*Task statement*: Exclude the images, then return every line below exactly as written.

══════════

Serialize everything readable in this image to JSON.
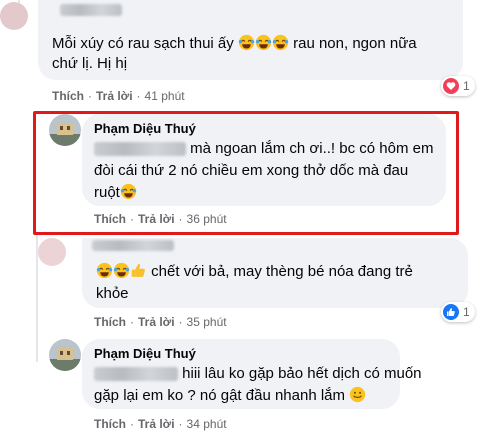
{
  "comments": [
    {
      "text": "Mỗi xúy có rau sạch thui ấy",
      "text_after_emoji": "rau non, ngon nữa",
      "text_line2": "chứ lị. Hị hị",
      "actions": {
        "like": "Thích",
        "reply": "Trả lời",
        "time": "41 phút"
      },
      "reaction": {
        "type": "love",
        "count": "1",
        "color": "#f33e58"
      }
    },
    {
      "name": "Phạm Diệu Thuý",
      "line1": "mà ngoan lắm ch ơi..! bc có hôm em",
      "line2": "đòi cái thứ 2 nó chiều em xong thở dốc mà đau",
      "line3": "ruột",
      "actions": {
        "like": "Thích",
        "reply": "Trả lời",
        "time": "36 phút"
      }
    },
    {
      "line1": "chết với bả, may thèng bé nóa đang trẻ",
      "line2": "khỏe",
      "actions": {
        "like": "Thích",
        "reply": "Trả lời",
        "time": "35 phút"
      },
      "reaction": {
        "type": "like",
        "count": "1",
        "color": "#1877f2"
      }
    },
    {
      "name": "Phạm Diệu Thuý",
      "line1": "hiii lâu ko gặp bảo hết dịch có muốn",
      "line2": "gặp lại em ko ? nó gật đầu nhanh lắm",
      "actions": {
        "like": "Thích",
        "reply": "Trả lời",
        "time": "34 phút"
      }
    }
  ],
  "colors": {
    "highlight": "#e0191b",
    "bubble": "#f0f2f5",
    "meta": "#65676b"
  },
  "icons": [
    "laughing-emoji",
    "thumbs-up-emoji",
    "smile-emoji",
    "heart-reaction-icon",
    "like-reaction-icon"
  ]
}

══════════

*Exercise answer*:
Serialize everything readable in this image to JSON.
{
  "comments": [
    {
      "text": "Mỗi xúy có rau sạch thui ấy",
      "text_after_emoji": "rau non, ngon nữa",
      "text_line2": "chứ lị. Hị hị",
      "actions": {
        "like": "Thích",
        "reply": "Trả lời",
        "time": "41 phút"
      },
      "reaction": {
        "type": "love",
        "count": "1",
        "color": "#f33e58"
      }
    },
    {
      "name": "Phạm Diệu Thuý",
      "line1": "mà ngoan lắm ch ơi..! bc có hôm em",
      "line2": "đòi cái thứ 2 nó chiều em xong thở dốc mà đau",
      "line3": "ruột",
      "actions": {
        "like": "Thích",
        "reply": "Trả lời",
        "time": "36 phút"
      }
    },
    {
      "line1": "chết với bả, may thèng bé nóa đang trẻ",
      "line2": "khỏe",
      "actions": {
        "like": "Thích",
        "reply": "Trả lời",
        "time": "35 phút"
      },
      "reaction": {
        "type": "like",
        "count": "1",
        "color": "#1877f2"
      }
    },
    {
      "name": "Phạm Diệu Thuý",
      "line1": "hiii lâu ko gặp bảo hết dịch có muốn",
      "line2": "gặp lại em ko ? nó gật đầu nhanh lắm",
      "actions": {
        "like": "Thích",
        "reply": "Trả lời",
        "time": "34 phút"
      }
    }
  ],
  "colors": {
    "highlight": "#e0191b",
    "bubble": "#f0f2f5",
    "meta": "#65676b"
  },
  "icons": [
    "laughing-emoji",
    "thumbs-up-emoji",
    "smile-emoji",
    "heart-reaction-icon",
    "like-reaction-icon"
  ]
}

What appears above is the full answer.